WN: You seem to disagree with how the world was created.

Lanza: There are serious problems with the current world view. We pride ourselves in our current beliefs and then we (scientists) say, and by the way, we have no idea why the big bang happened.

WN: Can you explain why we should doubt the things that are accepted as the truth in science classes everywhere?

Lanza: For the first time outside of complex mathematics, this theory explains the provocative new experiment that was just published in Science** last month. This landmark experiment showed that a choice you make now can actually influence an event that has already occurred in the past.

Scientists continue to dismiss the observer as an inconvenience to their theories. Real experiments show that the properties of matter itself are observer-determined. A particle can go through one hole if you look at it, but if you don't look at it, it can actually go through more than one hole at the same time. Science has no explanation for how the world can be like that.
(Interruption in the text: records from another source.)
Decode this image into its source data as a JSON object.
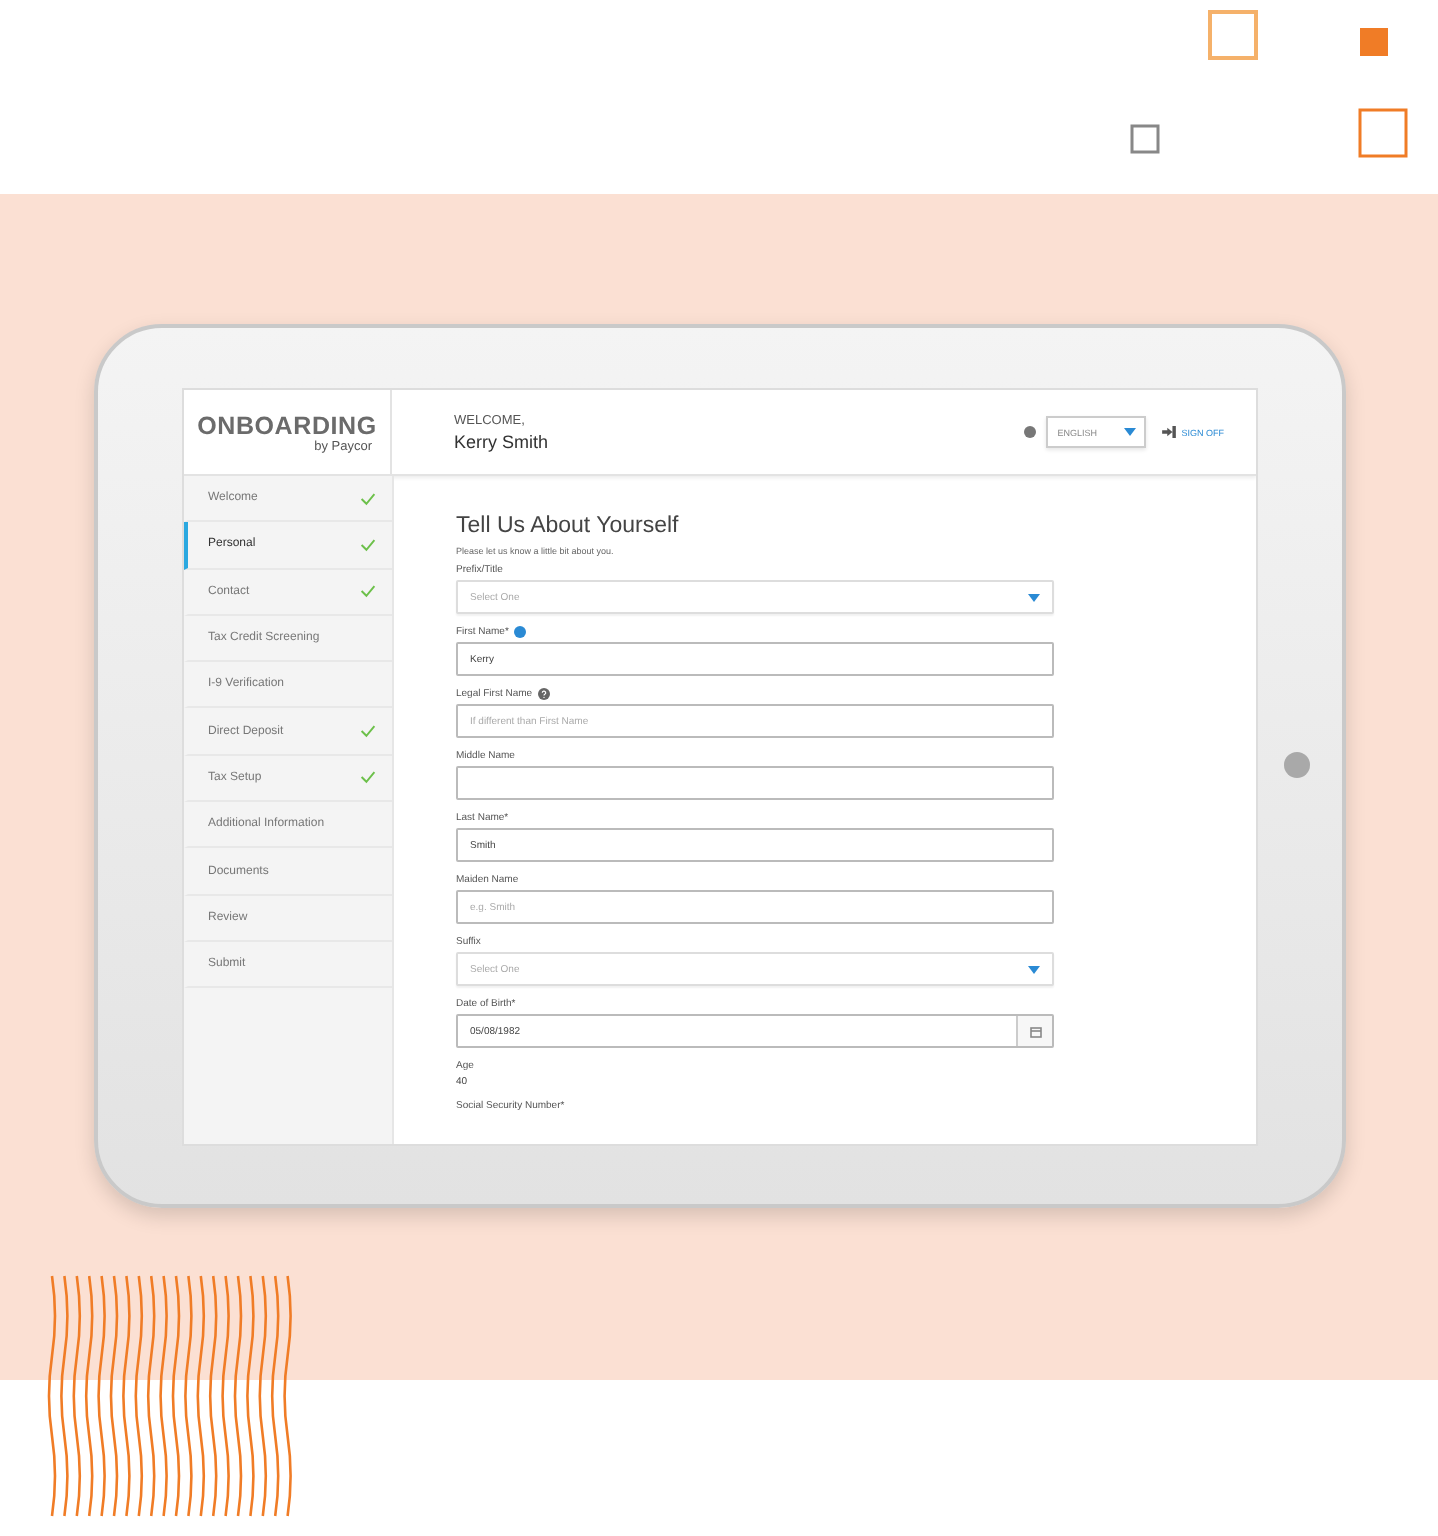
{
  "header": {
    "logo": "ONBOARDING",
    "logo_byline": "by Paycor",
    "greeting": "WELCOME,",
    "user_name": "Kerry Smith",
    "language": "ENGLISH",
    "sign_off": "SIGN OFF"
  },
  "sidebar": {
    "items": [
      {
        "label": "Welcome",
        "checked": true,
        "selected": false
      },
      {
        "label": "Personal",
        "checked": true,
        "selected": true
      },
      {
        "label": "Contact",
        "checked": true,
        "selected": false
      },
      {
        "label": "Tax Credit Screening",
        "checked": false,
        "selected": false
      },
      {
        "label": "I-9 Verification",
        "checked": false,
        "selected": false
      },
      {
        "label": "Direct Deposit",
        "checked": true,
        "selected": false
      },
      {
        "label": "Tax Setup",
        "checked": true,
        "selected": false
      },
      {
        "label": "Additional Information",
        "checked": false,
        "selected": false
      },
      {
        "label": "Documents",
        "checked": false,
        "selected": false
      },
      {
        "label": "Review",
        "checked": false,
        "selected": false
      },
      {
        "label": "Submit",
        "checked": false,
        "selected": false
      }
    ]
  },
  "form": {
    "title": "Tell Us About Yourself",
    "subtitle": "Please let us know a little bit about you.",
    "fields": [
      {
        "kind": "select",
        "label": "Prefix/Title",
        "placeholder": "Select One"
      },
      {
        "kind": "text",
        "label": "First Name*",
        "value": "Kerry",
        "info_icon": true
      },
      {
        "kind": "text",
        "label": "Legal First Name",
        "placeholder": "If different than First Name",
        "help_icon": true
      },
      {
        "kind": "text",
        "label": "Middle Name"
      },
      {
        "kind": "text",
        "label": "Last Name*",
        "value": "Smith"
      },
      {
        "kind": "text",
        "label": "Maiden Name",
        "placeholder": "e.g. Smith"
      },
      {
        "kind": "select",
        "label": "Suffix",
        "placeholder": "Select One"
      },
      {
        "kind": "date",
        "label": "Date of Birth*",
        "value": "05/08/1982"
      },
      {
        "kind": "static",
        "label": "Age",
        "value": "40"
      },
      {
        "kind": "heading",
        "label": "Social Security Number*"
      }
    ]
  }
}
**Jacques, V., et al. Experimental Realization of Wheeler's Delayed-Choice Gedanken Experiment. Science. 16 February 2007: Vol. 315. no. 5814, pp. 966 - 968 DOI: 10.1126/science.1136303.


There's always been something wrong, from Einstein to Newton to Maxwell to Godel, there's always been something that didn't iron out in physics. Beginning with the largely ignored hole pointed out by Kurt Godel which says that time cannot exist, moving on through 5+ dimensional theories like string theory, to incompleteness and uncertainty theorems, there has always been something sketchy about physics.

My hypothesis is that the difference in mindset for physicists versus biologists is irreverance: physicists are significantly more likely to belong to an organized religion, or believe in god, and are therefore less likely to accept (for a while) the hubris of Lanza's theory. Biologists are more unimpressed by life; they see its flaws, its inefficiencies, its downright absurdities; life is evidence against a creator. Physicists try to maintain the idea that the universe can remain pristine, untouched by our observations, unsullied by the human mind. But the last century has changed that. With the mounting evidence for ten dimensions, the increasingly serious attempts at forms of time travel, and increased demonstration of uncertainty and the central importance and influence of the observer, all coming from within physics itself, has caused the world to sit up and take notice.

Not all biologists sit and look at test tubes of DNA, paying the hired CS grad student $20/hr to write a program that will compare two nearly identical strings; some biologists have a strong physical or mathematical background, and a tendency to theorize about more than just life.

In walks Lanza, a brave and brilliant man who has created more than his share of controversy. What will the world think? We'll find out on Thursday...


RIP -- Richard Jeni (Oct 31, 1957-March 12,2007)

Saturday, March 10, 2007

Toygers: ($800-$4000)

I'm getting one:

Tuesday, March 06, 2007

Oh Joy. Dead baby porn...
(Warning: not for the weak-stomached...)
An Exerpt from GoogleChat:

me: you know, the whole celera genomics debacle
me: the violent nightmare of venter vs collins? it was a deathmatch. it was bitter, bitter war. it was raw human ambition forged with cutthroat capitalist greed, tied up in the frustration of contracts and government bureacracy. the legendary battle between the two genome generals has still not been decided. or maybe thats just how i look at it...

Sunday, March 04, 2007

“Here's to the crazy ones. The misfits. The rebels. The trouble-makers. The round pegs in the square holes. The ones who see things differently. They're not fond of rules, and they have no respect for the status-quo. You can quote them, disagree with them, glorify, or vilify them. But the only thing you can't do is ignore them. Because they change things. They push the human race forward. And while some may see them as the crazy ones, we see genius. Because the people who are crazy enough to think they can change the world, are the ones who do.”
--Apple Computers